A 2013 report from Ernst & Young found women working flexibly are more productive than other workers, wasting only 11.1 percent of time, compared to an average of 14.5 percent for the rest of the working population.
According to the report, Australia and New Zealand could together save at least $1.4 billion in wasted wages by employing more productive female workers in flexible roles.
To help connect all types of job seekers who want to find flexible work with employers offering such roles is Beam.
The business was founded by Victoria Stuart and Stephanie Reuss, born out of their own experiences.
As Stuart explained, the pair had spent years building their corporate careers only to find, when they had families, that it was becoming increasingly challenging to be the employees and managers they wanted to be, and the parents they wanted to be.

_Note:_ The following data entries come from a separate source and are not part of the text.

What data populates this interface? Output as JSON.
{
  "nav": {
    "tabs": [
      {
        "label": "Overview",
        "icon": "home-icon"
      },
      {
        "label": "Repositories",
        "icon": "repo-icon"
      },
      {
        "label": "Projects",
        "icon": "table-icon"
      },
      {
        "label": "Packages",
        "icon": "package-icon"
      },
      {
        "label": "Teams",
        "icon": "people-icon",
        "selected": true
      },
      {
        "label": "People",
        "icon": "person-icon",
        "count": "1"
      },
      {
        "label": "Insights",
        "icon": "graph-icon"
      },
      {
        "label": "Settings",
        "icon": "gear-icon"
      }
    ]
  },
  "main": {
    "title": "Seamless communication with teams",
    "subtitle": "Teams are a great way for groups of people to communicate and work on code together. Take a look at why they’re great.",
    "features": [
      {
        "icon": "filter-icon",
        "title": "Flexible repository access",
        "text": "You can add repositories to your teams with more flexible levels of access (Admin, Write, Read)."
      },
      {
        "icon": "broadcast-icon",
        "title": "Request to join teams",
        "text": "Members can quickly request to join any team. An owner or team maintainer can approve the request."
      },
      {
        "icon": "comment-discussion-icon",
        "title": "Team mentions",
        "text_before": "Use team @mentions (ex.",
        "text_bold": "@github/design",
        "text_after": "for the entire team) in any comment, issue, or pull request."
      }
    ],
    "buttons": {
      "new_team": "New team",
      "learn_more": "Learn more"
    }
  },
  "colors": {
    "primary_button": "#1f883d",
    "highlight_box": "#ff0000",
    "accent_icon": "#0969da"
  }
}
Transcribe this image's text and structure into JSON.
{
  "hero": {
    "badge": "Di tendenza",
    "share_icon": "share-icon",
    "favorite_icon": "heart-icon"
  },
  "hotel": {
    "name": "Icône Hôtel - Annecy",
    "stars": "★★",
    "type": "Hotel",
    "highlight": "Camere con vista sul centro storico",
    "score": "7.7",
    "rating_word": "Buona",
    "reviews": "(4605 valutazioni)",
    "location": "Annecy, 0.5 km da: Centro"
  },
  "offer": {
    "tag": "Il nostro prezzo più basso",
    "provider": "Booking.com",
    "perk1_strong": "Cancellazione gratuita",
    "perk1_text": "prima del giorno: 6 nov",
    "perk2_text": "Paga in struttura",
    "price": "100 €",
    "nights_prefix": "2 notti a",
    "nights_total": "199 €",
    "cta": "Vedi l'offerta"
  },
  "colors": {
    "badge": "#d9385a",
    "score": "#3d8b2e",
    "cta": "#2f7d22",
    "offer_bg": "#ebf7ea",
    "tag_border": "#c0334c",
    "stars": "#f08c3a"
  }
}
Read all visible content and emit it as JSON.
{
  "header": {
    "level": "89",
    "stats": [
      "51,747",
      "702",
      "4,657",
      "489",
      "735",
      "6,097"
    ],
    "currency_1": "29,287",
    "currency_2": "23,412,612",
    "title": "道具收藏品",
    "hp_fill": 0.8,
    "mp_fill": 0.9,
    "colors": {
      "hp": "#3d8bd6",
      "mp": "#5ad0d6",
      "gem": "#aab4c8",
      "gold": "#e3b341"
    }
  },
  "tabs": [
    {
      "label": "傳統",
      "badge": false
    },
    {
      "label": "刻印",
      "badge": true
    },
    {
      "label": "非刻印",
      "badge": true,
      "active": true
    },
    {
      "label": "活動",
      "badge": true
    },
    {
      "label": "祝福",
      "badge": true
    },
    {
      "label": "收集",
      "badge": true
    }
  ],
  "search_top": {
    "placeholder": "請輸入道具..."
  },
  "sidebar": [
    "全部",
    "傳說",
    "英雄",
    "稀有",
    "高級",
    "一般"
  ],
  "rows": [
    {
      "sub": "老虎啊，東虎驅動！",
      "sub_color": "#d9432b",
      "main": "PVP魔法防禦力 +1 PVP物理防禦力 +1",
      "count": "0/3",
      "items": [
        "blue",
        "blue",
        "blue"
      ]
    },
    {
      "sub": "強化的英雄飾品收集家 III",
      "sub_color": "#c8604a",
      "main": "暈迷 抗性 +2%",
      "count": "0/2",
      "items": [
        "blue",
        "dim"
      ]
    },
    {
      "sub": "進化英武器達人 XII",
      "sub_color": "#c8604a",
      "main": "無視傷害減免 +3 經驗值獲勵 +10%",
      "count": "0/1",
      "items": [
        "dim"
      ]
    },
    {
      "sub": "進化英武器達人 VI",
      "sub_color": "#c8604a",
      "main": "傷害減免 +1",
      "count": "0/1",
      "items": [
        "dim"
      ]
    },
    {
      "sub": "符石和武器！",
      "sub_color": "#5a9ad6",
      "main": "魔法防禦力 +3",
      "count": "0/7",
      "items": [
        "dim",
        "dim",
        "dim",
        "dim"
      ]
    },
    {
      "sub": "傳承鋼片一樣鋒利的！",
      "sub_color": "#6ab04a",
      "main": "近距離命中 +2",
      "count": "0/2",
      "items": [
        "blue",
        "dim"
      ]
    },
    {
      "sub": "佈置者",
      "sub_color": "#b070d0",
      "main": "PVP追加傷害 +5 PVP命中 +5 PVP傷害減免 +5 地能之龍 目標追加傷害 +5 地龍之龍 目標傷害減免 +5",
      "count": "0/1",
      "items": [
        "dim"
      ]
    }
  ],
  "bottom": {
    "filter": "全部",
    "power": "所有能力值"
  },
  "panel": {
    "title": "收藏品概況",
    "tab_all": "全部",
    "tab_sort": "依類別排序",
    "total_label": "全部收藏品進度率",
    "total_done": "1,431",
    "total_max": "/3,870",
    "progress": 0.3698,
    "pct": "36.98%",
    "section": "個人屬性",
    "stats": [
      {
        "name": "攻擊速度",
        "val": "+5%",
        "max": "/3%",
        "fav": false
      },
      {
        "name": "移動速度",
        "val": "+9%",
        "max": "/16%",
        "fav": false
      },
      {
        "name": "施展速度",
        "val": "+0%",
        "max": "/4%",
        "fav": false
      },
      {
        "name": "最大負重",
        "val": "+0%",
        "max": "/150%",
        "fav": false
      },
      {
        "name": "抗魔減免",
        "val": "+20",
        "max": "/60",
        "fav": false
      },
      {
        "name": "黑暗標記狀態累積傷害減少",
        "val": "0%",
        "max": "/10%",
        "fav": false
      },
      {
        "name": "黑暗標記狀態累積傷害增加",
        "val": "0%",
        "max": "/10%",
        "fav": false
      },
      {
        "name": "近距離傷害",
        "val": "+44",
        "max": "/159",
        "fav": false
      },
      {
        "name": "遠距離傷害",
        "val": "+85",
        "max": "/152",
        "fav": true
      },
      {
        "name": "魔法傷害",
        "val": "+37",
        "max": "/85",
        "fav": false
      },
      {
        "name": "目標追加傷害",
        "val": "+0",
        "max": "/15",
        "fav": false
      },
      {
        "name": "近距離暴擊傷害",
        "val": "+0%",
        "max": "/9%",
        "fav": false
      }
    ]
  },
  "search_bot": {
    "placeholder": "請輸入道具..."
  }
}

“We basically found ourselves with this binary decision of being all in or all out on our careers, and we ended up sort of falling out of the workforce,” she said.
“As we experienced this, we looked around and saw this was something being experienced by many, many more women and men, and that, in fact, it wasn’t just parents. Actually, when we explored it more more broadly, it was actually something being experienced by other segments as well.”
From those in the pre-retirement space, looking to keep working but reduce from full time hours, to carers looking after sick or elderly loved ones, professional athletes, and more, the pair realised there were a significant number of people who would be looking for a solution.
A survey of 1,000 Australian office workers released by recruitment firm Robert Half earlier this year found 84 percent of workers would accept a lower salary for more benefits, with flexibility in working hours at the top of the wanted list for almost half these workers. Forty percent also wanted the option to work from home.
“We saw that there was this emerging demand and changing preferences for this fractional work market, and we wanted to create a platform where we could showcase talent and enable employers to be able to tap into that talent as well,” Stuart explained.
Having begun work on the platform two years ago, the cofounders believe there has been increasing demand from employers looking to tap into this ‘fractional work’ talent base, too.
“People working in this type of work have been shown to be more productive, produce higher end-customer satisfaction, and to be more loyal, so they’re increasing the productivity and performance of companies,” Reuss said.
While one would think it’s corporates that make up the bulk of Beam’s customer base on the employer side of the market, Reuss said small businesses too are quickly cluing into the benefits of fractional workers.
“Small businesses are a super exciting opportunity; small business owners are finding that, where they need capability to grow their business but have lean cash reserves, they can actually bring on people for just one or two days a week and still get that capability,” she explained.
Among the most popular functions small businesses and scaleups are hiring for are finance, digital marketing, operations, and HR.
“It makes complete sense for small businesses to be able to scale up incrementally rather than go from 0 to 100 percent of a headcount every time,” Reuss said.
For employers, Beam works by signing up and having a chat with a Beam staffer, detailing the type of business they are, the outcomes they are looking to achieve, and the type of talent they’re looking for.
Talent, meanwhile, is vetted by Beam before being added to the platform’s talent pool. This is a multi-step process, with the first hurdle to clear being that talent must have a minimum of seven years’ professional experience.
If this threshold is passed, they will then have a phone or video consultation with a Beam staffer who will look to understand what they want from their next career move, and look to ensure that the job seeker is of a standard that would suit the employers on the platform. Should that be the case, they will then be added to the Beam talent pool, and are able to browse and apply for jobs.
The vetting of the talent, the cofounders believe, is what helps set Beam apart from competitors, from the general job boards to more specialised offerings such as FlexCareers: employers can rest easy knowing that they are interviewing solid talent.
According to the cofounders, thousands of job seekers have been vetted; the key now is building up the other side of the market place to ensure there are the employers there to meet the demand from talent.
As they progress on their own business journey with Beam, Stuart and Reuss said the move from corporate to startup has been an interesting one.
There’s obviously an incredible amount of wonderful experience and learnings you can get from the corporate world, but what you do learn about stepping into the startup world is that it’s all about hustle, and it’s all about diversity, meaning you need to be able to do everything in a business, not just be an expert in one part of the business,” Reuss said.
“Generalist skills are pretty important, particularly in the early years. Resilience is key, too: being able to ride the highs and lows.”
The pair are currently capital raising to help further the Beam mission.
Image: Victoria Stuart and Stephanie Reuss. Source: Supplied.